> _What you are asked to do_
Work through the data line by line, gathering every line that has the word "title".

Records drawn from a dataset:
***

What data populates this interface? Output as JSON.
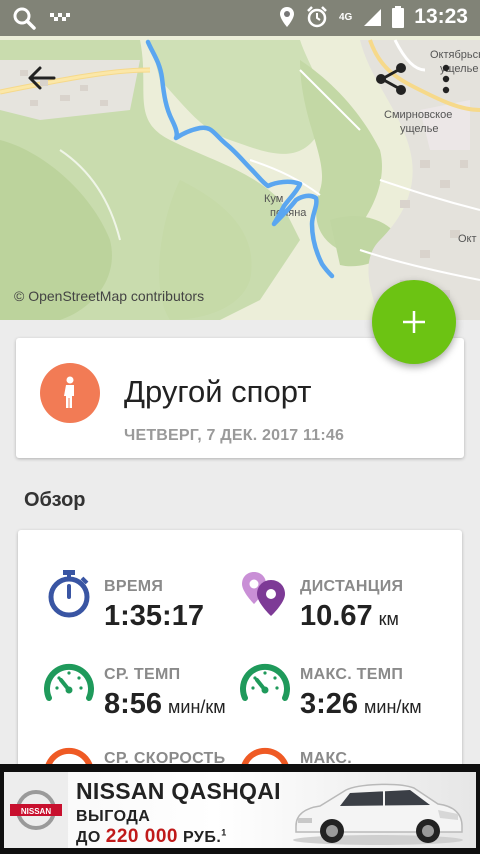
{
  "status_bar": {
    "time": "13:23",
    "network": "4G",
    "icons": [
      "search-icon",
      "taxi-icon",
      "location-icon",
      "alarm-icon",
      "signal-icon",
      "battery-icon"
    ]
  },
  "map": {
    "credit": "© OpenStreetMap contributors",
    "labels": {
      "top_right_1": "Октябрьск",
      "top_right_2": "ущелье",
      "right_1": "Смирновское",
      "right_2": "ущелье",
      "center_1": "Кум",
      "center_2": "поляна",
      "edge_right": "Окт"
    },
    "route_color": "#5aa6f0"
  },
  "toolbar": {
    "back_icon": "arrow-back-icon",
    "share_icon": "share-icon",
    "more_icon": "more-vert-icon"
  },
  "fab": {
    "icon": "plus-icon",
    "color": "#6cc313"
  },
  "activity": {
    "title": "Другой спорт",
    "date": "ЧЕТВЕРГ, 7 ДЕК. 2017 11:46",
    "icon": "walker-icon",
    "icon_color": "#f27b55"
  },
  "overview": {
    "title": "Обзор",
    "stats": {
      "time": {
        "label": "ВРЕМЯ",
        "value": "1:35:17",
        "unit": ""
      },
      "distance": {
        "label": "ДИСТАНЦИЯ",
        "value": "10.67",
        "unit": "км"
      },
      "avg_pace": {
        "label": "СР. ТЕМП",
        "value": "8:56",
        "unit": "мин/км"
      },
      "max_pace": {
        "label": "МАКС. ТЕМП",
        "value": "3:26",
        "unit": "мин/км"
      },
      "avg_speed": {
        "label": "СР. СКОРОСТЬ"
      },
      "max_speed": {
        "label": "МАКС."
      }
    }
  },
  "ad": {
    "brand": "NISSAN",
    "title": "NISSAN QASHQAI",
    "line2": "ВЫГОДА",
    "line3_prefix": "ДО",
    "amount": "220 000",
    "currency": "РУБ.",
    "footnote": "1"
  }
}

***

> _Task response_
    "title": "Другой спорт",
    "title": "Обзор",
    "title": "NISSAN QASHQAI",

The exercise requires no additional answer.